This is a painting of a male cat being castrated (what we usually call neutering) in 1531. I would like to comment on it for a bit of amusement. Although the whole grizzly process looks far from amusing for the poor cat. It was painted by Girolamo Romani (c. 1485 – c. 1566). It is a fresco decoration of Castello del Buoncosiglio in Trento. This is a castle in Northern Italy.
Actually, having looked at this painting in more detail I have decided that it is not going to be amusing commenting on it. The first point, it seems, is that cats were being deliberately neutered almost 500 years ago. Did they have similar ideas about the feral cat problem in Italy in the 16th century? I would think not. So I am not sure of the reason behind neutering a male cat.
Secondly, there appears to be a man doing the castration. He couldn’t have been a veterinarian because they weren’t in existence at that time. Perhaps he was a barber or a some such craftsman who did the odd castration! Meow, poor cat. Actually he looks like a butcher. He is wearing a white cap and apron as if to catch the blood. Ouch.
Two men are holding down the cat without any protection. Unwise I would suggest. Looking at the way they are doing it, it seems very forceful so the cat would have resisted aggressively. One of the legs is being held down by someone else.
The next important observation is that the person doing the castration is pointing an instrument (a knife?) at the area of the cat’s penis. This is not how you neuter a cat. You remove the testicles, which are at the end of the cat and not the underside of the cat.
Clearly there is no anesthetic but that probably wouldn’t have mattered that much as it is not that painful and cats recover very fast from it.
The cat’s owner appears to be the women top left in the painting. She looks distraught, and rightly so! She is concerned for her cat. The others are interested spectators.
As for the cat, poor fellow, he appears to be a grey/brown tabby cat as you can just see banding on his leg. The undersides of this cat are lighter than the flanks and back.

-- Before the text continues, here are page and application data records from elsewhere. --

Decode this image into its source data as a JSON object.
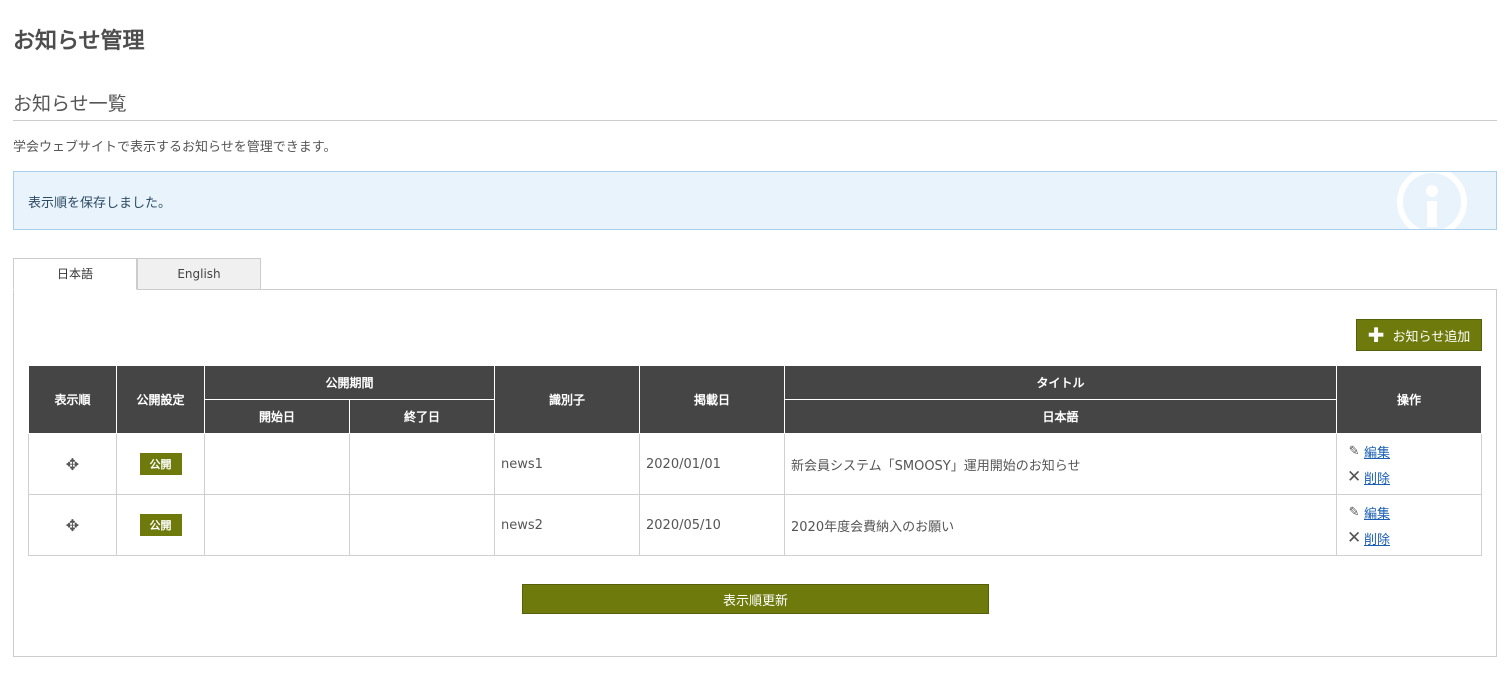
{
  "page": {
    "title": "お知らせ管理",
    "section_title": "お知らせ一覧",
    "description": "学会ウェブサイトで表示するお知らせを管理できます。"
  },
  "alert": {
    "message": "表示順を保存しました。",
    "icon": "info-icon"
  },
  "tabs": [
    {
      "label": "日本語",
      "active": true
    },
    {
      "label": "English",
      "active": false
    }
  ],
  "toolbar": {
    "add_label": "お知らせ追加",
    "add_icon": "plus-icon"
  },
  "table": {
    "headers": {
      "order": "表示順",
      "publish_setting": "公開設定",
      "period": "公開期間",
      "start_date": "開始日",
      "end_date": "終了日",
      "identifier": "識別子",
      "posted_date": "掲載日",
      "title": "タイトル",
      "title_ja": "日本語",
      "actions": "操作"
    },
    "rows": [
      {
        "status": "公開",
        "start": "",
        "end": "",
        "identifier": "news1",
        "date": "2020/01/01",
        "title": "新会員システム「SMOOSY」運用開始のお知らせ",
        "edit": "編集",
        "delete": "削除"
      },
      {
        "status": "公開",
        "start": "",
        "end": "",
        "identifier": "news2",
        "date": "2020/05/10",
        "title": "2020年度会費納入のお願い",
        "edit": "編集",
        "delete": "削除"
      }
    ]
  },
  "footer": {
    "update_order_label": "表示順更新"
  },
  "colors": {
    "accent": "#6e7a0b",
    "header_bg": "#454545",
    "alert_bg": "#e8f3fc",
    "link": "#1a5fb4"
  }
}
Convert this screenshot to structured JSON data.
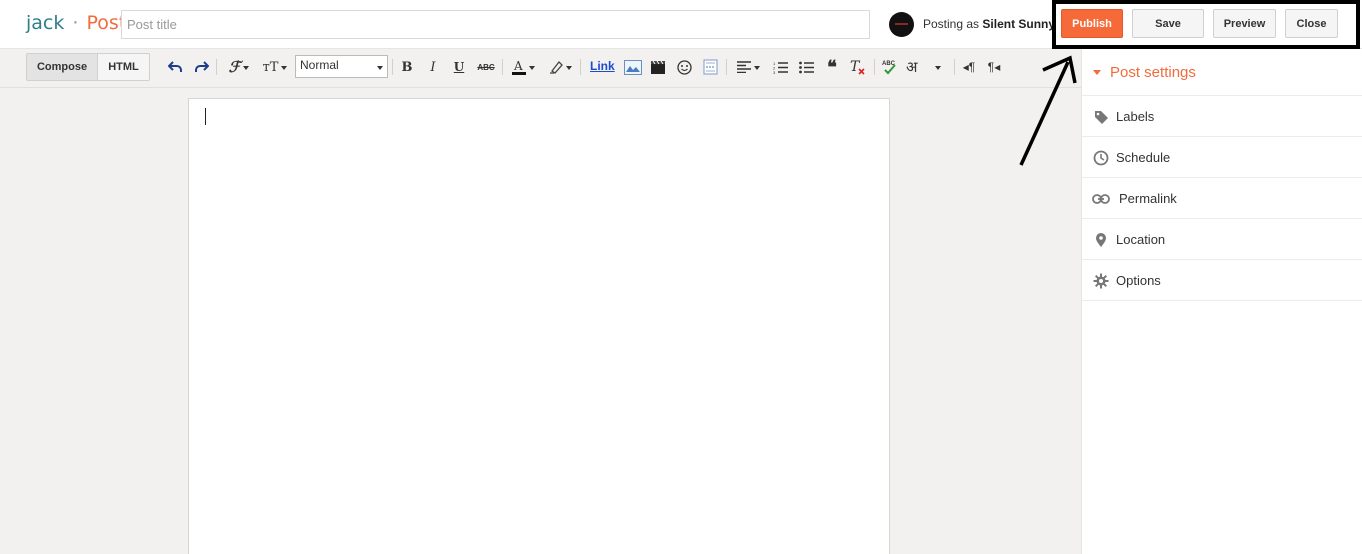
{
  "header": {
    "blog_name": "jack",
    "separator": "·",
    "page_type": "Post",
    "title_placeholder": "Post title",
    "posting_as_prefix": "Posting as",
    "author": "Silent Sunny",
    "actions": {
      "publish": "Publish",
      "save": "Save",
      "preview": "Preview",
      "close": "Close"
    }
  },
  "toolbar": {
    "modes": {
      "compose": "Compose",
      "html": "HTML"
    },
    "format_select": "Normal",
    "link_label": "Link",
    "icons": [
      "undo-icon",
      "redo-icon",
      "font-family-icon",
      "font-size-icon",
      "bold-icon",
      "italic-icon",
      "underline-icon",
      "strikethrough-icon",
      "text-color-icon",
      "highlight-icon",
      "link-icon",
      "image-icon",
      "video-icon",
      "emoji-icon",
      "jump-break-icon",
      "align-icon",
      "numbered-list-icon",
      "bullet-list-icon",
      "quote-icon",
      "clear-formatting-icon",
      "spellcheck-icon",
      "transliterate-icon",
      "ltr-icon",
      "rtl-icon"
    ]
  },
  "sidebar": {
    "title": "Post settings",
    "items": [
      {
        "label": "Labels",
        "icon": "tag-icon"
      },
      {
        "label": "Schedule",
        "icon": "clock-icon"
      },
      {
        "label": "Permalink",
        "icon": "link-chain-icon"
      },
      {
        "label": "Location",
        "icon": "map-pin-icon"
      },
      {
        "label": "Options",
        "icon": "gear-icon"
      }
    ]
  },
  "colors": {
    "accent": "#f46b3b",
    "publish_bg": "#f66a3a",
    "blog_name": "#2f7f8a"
  }
}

For me, the most interesting aspect of this painting is that the event in the painting actually took place because I would have thought people of that era gave no thought to neutering their male cats.